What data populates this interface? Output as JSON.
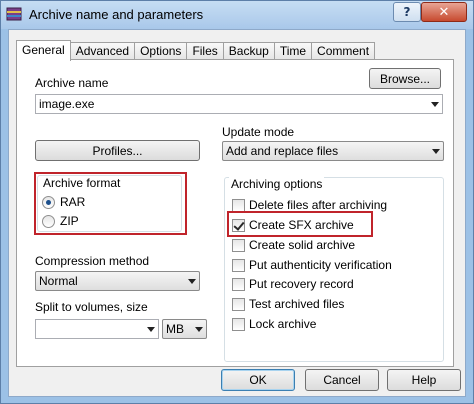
{
  "window": {
    "title": "Archive name and parameters",
    "help_label": "?",
    "close_label": "✕"
  },
  "tabs": [
    {
      "label": "General",
      "active": true
    },
    {
      "label": "Advanced"
    },
    {
      "label": "Options"
    },
    {
      "label": "Files"
    },
    {
      "label": "Backup"
    },
    {
      "label": "Time"
    },
    {
      "label": "Comment"
    }
  ],
  "general": {
    "archive_name_label": "Archive name",
    "archive_name_value": "image.exe",
    "browse_label": "Browse...",
    "profiles_label": "Profiles...",
    "update_mode_label": "Update mode",
    "update_mode_value": "Add and replace files",
    "archive_format_title": "Archive format",
    "format_options": [
      {
        "label": "RAR",
        "selected": true
      },
      {
        "label": "ZIP",
        "selected": false
      }
    ],
    "compression_method_label": "Compression method",
    "compression_method_value": "Normal",
    "split_label": "Split to volumes, size",
    "split_value": "",
    "split_unit": "MB",
    "archiving_options_title": "Archiving options",
    "archiving_options": [
      {
        "label": "Delete files after archiving",
        "checked": false
      },
      {
        "label": "Create SFX archive",
        "checked": true
      },
      {
        "label": "Create solid archive",
        "checked": false
      },
      {
        "label": "Put authenticity verification",
        "checked": false
      },
      {
        "label": "Put recovery record",
        "checked": false
      },
      {
        "label": "Test archived files",
        "checked": false
      },
      {
        "label": "Lock archive",
        "checked": false
      }
    ]
  },
  "buttons": {
    "ok": "OK",
    "cancel": "Cancel",
    "help": "Help"
  },
  "colors": {
    "highlight": "#c0242b",
    "title_bar": "#a9c8ea"
  }
}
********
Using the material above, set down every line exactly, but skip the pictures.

### Your response
What data populates this interface? Output as JSON.
{
  "window": {
    "title": "Archive name and parameters",
    "help_label": "?",
    "close_label": "✕"
  },
  "tabs": [
    {
      "label": "General",
      "active": true
    },
    {
      "label": "Advanced"
    },
    {
      "label": "Options"
    },
    {
      "label": "Files"
    },
    {
      "label": "Backup"
    },
    {
      "label": "Time"
    },
    {
      "label": "Comment"
    }
  ],
  "general": {
    "archive_name_label": "Archive name",
    "archive_name_value": "image.exe",
    "browse_label": "Browse...",
    "profiles_label": "Profiles...",
    "update_mode_label": "Update mode",
    "update_mode_value": "Add and replace files",
    "archive_format_title": "Archive format",
    "format_options": [
      {
        "label": "RAR",
        "selected": true
      },
      {
        "label": "ZIP",
        "selected": false
      }
    ],
    "compression_method_label": "Compression method",
    "compression_method_value": "Normal",
    "split_label": "Split to volumes, size",
    "split_value": "",
    "split_unit": "MB",
    "archiving_options_title": "Archiving options",
    "archiving_options": [
      {
        "label": "Delete files after archiving",
        "checked": false
      },
      {
        "label": "Create SFX archive",
        "checked": true
      },
      {
        "label": "Create solid archive",
        "checked": false
      },
      {
        "label": "Put authenticity verification",
        "checked": false
      },
      {
        "label": "Put recovery record",
        "checked": false
      },
      {
        "label": "Test archived files",
        "checked": false
      },
      {
        "label": "Lock archive",
        "checked": false
      }
    ]
  },
  "buttons": {
    "ok": "OK",
    "cancel": "Cancel",
    "help": "Help"
  },
  "colors": {
    "highlight": "#c0242b",
    "title_bar": "#a9c8ea"
  }
}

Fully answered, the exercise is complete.